Records for this task —
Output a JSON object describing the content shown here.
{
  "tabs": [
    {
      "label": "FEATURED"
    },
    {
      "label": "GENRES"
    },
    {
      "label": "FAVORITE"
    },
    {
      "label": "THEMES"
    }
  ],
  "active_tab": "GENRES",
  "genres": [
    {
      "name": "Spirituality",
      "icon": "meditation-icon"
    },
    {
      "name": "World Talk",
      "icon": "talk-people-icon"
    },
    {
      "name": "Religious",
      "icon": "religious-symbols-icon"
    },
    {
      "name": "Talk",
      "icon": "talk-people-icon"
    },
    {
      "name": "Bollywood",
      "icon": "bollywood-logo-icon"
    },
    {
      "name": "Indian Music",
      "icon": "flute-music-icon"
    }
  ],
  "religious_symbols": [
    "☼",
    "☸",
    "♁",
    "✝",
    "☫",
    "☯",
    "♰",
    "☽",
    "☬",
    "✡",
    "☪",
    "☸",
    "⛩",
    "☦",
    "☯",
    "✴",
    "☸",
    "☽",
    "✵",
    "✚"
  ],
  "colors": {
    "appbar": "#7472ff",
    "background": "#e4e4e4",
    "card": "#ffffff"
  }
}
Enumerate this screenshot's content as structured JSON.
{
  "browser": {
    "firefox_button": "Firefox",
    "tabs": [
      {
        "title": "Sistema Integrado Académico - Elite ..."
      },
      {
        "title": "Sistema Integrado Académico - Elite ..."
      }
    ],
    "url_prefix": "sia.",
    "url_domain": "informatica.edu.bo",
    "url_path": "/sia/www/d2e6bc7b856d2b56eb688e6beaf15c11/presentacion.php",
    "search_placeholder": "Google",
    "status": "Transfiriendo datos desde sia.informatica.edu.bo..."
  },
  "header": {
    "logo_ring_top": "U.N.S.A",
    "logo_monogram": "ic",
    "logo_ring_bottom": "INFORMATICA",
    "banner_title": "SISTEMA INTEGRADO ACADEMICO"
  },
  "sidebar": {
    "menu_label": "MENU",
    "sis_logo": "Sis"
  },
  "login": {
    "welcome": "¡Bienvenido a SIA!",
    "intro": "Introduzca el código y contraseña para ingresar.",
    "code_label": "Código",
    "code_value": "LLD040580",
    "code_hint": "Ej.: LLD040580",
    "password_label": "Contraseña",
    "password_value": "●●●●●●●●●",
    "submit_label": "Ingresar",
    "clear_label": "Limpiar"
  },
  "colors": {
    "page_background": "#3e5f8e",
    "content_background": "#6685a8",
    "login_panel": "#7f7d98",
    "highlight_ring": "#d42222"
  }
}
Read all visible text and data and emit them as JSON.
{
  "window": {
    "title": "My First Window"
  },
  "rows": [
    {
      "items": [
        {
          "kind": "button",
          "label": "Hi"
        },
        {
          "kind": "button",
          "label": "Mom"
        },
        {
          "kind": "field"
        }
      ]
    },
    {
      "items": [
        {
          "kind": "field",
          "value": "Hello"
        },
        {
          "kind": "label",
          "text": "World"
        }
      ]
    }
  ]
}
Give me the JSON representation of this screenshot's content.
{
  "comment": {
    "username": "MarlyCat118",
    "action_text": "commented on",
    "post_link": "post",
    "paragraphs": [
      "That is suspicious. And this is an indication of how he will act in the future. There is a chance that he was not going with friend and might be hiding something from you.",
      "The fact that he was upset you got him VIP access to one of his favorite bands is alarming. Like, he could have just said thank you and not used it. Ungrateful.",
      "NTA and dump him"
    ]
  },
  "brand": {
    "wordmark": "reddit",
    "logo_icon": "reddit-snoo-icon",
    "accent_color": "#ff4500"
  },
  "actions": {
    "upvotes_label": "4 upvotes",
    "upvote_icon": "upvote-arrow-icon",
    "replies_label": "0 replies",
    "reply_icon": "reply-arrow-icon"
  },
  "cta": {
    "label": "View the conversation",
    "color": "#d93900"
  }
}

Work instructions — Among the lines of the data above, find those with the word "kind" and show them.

Output for this task —
          "kind": "button",
          "kind": "button",
          "kind": "field"
          "kind": "field",
          "kind": "label",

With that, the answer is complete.